Your assignment:
Across the listing below, count the lines containing "dropdown". Give nothing but the number.
### Records for the exercise ###
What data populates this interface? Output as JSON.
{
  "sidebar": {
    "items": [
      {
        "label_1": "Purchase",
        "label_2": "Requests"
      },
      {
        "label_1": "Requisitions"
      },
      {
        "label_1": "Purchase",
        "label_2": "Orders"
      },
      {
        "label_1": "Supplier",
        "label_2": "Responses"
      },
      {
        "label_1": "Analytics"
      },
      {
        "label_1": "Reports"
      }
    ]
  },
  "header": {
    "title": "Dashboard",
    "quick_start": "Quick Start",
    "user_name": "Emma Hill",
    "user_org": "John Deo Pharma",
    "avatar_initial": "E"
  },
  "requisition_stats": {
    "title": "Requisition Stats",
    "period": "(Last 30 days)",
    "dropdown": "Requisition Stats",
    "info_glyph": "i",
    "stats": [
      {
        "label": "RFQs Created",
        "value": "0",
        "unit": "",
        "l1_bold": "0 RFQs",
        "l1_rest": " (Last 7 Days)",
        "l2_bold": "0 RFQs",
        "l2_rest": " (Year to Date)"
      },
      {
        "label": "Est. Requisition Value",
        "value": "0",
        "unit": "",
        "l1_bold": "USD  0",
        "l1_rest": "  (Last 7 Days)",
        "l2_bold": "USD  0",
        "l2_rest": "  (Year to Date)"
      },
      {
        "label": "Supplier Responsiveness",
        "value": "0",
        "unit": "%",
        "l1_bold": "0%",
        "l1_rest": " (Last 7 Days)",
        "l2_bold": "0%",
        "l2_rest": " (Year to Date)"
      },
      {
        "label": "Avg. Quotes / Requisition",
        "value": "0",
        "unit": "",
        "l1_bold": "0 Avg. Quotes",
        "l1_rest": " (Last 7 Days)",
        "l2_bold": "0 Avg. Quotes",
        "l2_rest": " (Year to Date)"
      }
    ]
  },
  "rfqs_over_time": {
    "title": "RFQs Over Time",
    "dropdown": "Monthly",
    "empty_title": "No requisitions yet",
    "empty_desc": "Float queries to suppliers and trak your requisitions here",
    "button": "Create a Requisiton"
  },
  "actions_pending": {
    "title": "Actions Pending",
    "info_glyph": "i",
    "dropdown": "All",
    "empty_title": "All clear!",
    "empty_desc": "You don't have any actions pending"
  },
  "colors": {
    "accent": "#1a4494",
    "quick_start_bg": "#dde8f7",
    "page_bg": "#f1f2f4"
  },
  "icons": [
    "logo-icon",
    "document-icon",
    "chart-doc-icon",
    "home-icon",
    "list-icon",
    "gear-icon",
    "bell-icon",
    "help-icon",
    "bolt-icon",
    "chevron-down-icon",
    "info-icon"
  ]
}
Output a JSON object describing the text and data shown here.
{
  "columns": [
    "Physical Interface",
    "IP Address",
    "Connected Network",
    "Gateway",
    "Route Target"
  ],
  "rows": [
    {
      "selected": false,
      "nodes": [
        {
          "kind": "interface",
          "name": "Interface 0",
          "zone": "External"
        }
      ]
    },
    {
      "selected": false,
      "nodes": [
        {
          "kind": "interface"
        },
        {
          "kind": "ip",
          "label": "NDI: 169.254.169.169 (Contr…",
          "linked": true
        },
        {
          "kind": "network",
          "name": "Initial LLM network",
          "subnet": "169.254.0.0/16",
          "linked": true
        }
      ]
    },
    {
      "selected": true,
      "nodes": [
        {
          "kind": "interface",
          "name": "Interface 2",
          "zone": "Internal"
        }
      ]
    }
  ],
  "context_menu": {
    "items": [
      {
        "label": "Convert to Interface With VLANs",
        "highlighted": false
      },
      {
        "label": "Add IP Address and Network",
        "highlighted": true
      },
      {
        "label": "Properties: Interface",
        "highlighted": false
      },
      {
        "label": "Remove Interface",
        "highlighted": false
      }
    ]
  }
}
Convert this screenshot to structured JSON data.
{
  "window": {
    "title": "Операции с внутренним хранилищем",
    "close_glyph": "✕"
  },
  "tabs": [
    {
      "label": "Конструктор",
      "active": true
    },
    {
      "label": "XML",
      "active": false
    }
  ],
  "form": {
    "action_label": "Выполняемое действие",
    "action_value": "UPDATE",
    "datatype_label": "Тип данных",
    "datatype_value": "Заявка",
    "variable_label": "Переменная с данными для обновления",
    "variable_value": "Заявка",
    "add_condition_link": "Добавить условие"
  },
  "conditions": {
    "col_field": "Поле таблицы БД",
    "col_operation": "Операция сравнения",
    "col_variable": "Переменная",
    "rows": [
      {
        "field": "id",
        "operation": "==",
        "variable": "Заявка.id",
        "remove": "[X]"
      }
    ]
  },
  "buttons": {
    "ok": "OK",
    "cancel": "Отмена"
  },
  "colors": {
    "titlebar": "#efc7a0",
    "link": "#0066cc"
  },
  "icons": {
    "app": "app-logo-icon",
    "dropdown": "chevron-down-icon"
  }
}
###
Solution to the exercise:
4